> **Work required**
Show every line from the entries that follow which holds the word "APTS".
++++ Source material ++++
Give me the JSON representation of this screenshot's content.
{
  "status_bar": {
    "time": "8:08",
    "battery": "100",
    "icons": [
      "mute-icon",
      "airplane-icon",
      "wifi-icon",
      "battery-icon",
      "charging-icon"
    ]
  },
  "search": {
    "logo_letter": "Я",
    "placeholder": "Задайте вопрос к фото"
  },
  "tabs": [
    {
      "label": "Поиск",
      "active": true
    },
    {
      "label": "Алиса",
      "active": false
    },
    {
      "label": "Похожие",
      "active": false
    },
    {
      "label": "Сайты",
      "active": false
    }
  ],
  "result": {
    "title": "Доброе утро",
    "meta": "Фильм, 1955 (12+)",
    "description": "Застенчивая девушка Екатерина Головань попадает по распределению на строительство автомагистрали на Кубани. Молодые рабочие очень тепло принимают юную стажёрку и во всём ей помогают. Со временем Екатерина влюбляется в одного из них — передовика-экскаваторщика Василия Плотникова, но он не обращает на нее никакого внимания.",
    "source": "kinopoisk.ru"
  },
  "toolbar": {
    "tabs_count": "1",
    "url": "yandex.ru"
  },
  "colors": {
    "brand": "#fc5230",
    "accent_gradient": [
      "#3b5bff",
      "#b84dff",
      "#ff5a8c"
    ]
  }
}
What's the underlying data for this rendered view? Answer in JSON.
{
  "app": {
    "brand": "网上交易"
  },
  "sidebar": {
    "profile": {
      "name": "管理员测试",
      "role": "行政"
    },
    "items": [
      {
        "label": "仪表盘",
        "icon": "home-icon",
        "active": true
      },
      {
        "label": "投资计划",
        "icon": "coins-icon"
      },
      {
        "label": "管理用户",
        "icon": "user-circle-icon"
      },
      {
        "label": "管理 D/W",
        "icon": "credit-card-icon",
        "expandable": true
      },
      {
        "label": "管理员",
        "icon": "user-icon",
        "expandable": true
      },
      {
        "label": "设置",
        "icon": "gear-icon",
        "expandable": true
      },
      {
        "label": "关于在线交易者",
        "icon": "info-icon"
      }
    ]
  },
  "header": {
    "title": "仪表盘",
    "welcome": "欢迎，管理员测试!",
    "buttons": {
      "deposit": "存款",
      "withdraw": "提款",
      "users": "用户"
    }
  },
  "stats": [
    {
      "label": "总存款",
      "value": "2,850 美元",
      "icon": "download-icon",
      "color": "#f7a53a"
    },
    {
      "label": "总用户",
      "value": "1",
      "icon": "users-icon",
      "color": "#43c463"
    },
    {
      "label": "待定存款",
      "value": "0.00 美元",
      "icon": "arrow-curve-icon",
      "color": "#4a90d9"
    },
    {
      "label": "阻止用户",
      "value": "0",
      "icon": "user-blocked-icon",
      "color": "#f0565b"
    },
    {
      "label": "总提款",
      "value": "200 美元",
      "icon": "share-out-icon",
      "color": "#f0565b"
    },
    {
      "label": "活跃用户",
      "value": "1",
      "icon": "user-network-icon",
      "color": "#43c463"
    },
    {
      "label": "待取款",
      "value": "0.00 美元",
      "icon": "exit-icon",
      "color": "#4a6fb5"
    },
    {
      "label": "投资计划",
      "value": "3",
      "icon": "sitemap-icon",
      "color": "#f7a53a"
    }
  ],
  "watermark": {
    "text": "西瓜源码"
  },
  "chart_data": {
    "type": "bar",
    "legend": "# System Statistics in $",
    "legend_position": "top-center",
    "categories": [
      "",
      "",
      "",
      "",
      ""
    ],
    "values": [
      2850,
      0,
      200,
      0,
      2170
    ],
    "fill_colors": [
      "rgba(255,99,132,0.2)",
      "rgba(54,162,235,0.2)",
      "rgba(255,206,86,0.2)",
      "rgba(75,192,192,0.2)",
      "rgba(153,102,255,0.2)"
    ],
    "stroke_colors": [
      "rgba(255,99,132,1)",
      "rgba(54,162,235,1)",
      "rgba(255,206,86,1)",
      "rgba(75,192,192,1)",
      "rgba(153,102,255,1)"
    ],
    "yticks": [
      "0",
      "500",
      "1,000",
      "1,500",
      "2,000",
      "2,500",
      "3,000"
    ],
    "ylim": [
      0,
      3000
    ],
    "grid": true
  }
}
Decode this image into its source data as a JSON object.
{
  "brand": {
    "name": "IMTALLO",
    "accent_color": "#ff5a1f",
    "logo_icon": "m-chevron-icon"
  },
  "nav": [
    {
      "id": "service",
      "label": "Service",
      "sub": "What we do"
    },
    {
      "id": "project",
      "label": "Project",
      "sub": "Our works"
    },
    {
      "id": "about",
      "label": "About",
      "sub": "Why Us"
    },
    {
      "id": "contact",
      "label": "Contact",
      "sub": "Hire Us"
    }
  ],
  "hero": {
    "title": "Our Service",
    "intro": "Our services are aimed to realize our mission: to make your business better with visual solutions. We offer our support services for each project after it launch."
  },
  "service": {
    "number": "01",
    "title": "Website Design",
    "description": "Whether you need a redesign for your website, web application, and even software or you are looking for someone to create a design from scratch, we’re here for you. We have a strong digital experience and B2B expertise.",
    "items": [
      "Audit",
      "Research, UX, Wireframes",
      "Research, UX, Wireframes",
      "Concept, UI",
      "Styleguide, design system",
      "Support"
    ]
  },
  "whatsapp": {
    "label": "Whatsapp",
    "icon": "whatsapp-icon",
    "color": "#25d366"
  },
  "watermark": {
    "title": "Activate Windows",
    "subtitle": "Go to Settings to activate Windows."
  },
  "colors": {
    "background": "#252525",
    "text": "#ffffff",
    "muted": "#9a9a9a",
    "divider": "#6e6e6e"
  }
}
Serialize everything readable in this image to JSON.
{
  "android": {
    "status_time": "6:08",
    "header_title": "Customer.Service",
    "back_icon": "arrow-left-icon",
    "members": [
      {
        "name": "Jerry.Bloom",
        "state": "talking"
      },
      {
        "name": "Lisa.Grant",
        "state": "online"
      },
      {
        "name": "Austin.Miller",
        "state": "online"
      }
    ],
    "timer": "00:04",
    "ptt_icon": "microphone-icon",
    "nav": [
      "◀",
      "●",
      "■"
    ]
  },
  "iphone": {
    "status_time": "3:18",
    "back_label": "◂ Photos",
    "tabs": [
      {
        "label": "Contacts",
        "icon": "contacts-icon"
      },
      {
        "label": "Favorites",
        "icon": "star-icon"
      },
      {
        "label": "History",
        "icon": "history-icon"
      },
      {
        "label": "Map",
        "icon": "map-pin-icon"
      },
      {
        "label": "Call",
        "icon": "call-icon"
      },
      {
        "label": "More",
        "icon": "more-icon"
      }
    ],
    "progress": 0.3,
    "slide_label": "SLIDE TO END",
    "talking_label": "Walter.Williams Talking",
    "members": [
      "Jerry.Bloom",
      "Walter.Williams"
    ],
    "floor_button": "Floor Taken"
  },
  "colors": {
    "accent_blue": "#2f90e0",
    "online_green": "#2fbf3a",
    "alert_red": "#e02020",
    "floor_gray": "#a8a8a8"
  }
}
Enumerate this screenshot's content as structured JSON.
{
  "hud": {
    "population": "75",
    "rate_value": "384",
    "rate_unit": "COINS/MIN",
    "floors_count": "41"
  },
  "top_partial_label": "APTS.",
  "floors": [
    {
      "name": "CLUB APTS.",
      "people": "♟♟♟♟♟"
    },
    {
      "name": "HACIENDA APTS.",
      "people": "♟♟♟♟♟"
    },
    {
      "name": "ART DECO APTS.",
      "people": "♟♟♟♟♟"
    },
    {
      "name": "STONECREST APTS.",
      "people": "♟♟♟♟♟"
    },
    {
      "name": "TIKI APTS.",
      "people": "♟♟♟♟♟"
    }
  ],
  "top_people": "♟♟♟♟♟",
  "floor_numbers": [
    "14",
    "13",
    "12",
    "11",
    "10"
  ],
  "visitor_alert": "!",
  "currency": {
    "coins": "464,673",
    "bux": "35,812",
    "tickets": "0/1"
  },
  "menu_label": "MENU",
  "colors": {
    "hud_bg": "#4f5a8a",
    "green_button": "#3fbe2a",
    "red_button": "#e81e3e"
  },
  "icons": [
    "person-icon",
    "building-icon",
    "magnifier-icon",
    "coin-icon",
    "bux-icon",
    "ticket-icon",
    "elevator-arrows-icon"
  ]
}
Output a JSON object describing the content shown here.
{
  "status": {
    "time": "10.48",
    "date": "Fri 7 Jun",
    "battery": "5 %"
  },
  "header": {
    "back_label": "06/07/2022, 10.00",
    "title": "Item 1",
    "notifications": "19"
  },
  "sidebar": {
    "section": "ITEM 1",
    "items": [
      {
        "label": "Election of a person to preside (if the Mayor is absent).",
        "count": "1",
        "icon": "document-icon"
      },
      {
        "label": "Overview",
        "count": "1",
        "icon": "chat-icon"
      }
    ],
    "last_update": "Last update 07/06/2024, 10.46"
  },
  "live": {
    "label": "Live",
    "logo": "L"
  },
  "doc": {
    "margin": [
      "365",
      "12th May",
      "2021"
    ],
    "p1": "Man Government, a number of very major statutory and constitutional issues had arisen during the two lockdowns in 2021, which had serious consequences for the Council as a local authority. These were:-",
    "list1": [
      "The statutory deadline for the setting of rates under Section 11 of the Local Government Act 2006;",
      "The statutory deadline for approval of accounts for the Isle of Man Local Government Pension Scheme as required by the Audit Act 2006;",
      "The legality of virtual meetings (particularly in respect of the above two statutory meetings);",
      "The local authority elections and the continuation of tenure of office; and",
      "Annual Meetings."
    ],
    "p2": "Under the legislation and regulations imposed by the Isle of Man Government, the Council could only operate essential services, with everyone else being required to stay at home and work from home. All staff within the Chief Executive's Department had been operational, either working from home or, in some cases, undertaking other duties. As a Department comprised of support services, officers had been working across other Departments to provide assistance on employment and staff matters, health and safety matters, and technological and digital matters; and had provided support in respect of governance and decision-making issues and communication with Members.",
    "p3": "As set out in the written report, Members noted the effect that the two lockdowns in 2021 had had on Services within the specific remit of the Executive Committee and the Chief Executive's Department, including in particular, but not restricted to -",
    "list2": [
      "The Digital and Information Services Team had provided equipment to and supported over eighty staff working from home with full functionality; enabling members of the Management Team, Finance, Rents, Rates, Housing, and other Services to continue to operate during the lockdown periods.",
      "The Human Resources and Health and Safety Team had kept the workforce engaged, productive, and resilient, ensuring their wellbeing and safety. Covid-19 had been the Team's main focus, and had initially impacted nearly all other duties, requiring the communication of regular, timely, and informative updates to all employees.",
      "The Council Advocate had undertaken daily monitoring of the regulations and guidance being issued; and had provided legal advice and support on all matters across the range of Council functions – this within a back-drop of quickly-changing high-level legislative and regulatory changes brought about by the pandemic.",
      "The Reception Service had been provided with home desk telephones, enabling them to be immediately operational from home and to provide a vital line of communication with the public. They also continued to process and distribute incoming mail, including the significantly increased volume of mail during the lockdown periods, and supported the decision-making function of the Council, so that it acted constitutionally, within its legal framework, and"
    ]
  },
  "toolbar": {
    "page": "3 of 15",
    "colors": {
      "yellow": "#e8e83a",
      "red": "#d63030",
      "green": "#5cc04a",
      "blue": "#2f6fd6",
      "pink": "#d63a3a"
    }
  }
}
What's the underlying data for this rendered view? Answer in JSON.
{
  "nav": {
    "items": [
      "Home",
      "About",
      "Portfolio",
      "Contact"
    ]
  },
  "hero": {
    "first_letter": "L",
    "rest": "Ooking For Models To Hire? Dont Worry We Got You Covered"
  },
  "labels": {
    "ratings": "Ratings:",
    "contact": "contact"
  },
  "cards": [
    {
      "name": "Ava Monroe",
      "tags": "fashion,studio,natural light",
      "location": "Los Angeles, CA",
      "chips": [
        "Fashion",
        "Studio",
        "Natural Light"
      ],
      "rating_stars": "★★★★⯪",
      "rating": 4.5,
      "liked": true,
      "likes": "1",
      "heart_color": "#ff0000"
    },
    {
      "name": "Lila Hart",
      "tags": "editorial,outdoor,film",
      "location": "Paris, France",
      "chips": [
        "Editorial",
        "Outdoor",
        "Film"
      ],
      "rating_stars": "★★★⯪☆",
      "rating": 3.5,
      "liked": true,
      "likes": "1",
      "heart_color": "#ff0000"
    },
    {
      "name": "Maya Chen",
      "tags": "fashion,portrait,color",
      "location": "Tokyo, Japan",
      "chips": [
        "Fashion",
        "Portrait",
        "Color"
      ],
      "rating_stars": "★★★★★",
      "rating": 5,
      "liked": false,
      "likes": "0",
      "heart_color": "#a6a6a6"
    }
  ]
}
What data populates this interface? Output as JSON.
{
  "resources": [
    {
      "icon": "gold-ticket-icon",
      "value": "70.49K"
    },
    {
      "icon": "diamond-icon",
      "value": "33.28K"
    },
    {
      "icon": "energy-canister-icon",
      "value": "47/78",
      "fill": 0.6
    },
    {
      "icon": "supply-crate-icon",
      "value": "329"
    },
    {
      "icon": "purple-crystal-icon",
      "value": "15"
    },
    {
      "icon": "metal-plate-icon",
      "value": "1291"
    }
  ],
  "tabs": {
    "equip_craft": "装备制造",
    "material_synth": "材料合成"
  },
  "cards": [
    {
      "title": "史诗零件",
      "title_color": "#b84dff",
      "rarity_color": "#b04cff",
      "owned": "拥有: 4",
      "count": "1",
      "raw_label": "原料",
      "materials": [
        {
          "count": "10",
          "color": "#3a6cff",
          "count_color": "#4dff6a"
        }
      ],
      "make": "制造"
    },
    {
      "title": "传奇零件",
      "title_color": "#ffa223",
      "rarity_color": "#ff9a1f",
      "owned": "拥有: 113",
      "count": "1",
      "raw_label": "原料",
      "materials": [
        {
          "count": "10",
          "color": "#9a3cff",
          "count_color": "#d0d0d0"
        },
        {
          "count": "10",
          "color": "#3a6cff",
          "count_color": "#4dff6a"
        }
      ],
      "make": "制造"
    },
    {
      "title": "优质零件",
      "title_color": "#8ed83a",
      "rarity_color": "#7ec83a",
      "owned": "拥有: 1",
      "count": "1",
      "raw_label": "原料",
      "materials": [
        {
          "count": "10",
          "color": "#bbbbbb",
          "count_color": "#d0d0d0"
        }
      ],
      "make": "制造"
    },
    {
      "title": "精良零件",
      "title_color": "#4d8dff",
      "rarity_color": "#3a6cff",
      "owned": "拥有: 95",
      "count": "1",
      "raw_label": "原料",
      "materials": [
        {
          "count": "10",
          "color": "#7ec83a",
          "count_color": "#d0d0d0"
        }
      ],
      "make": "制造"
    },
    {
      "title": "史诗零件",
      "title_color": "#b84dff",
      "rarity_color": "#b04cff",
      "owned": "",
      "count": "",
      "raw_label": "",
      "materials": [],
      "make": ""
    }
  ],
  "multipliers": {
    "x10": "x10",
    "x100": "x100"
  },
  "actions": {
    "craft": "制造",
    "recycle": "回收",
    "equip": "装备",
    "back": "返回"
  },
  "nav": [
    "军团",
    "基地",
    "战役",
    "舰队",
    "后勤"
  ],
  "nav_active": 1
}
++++
> **Your solution**
  "top_partial_label": "APTS.",
      "name": "CLUB APTS.",
      "name": "HACIENDA APTS.",
      "name": "ART DECO APTS.",
      "name": "STONECREST APTS.",
      "name": "TIKI APTS.",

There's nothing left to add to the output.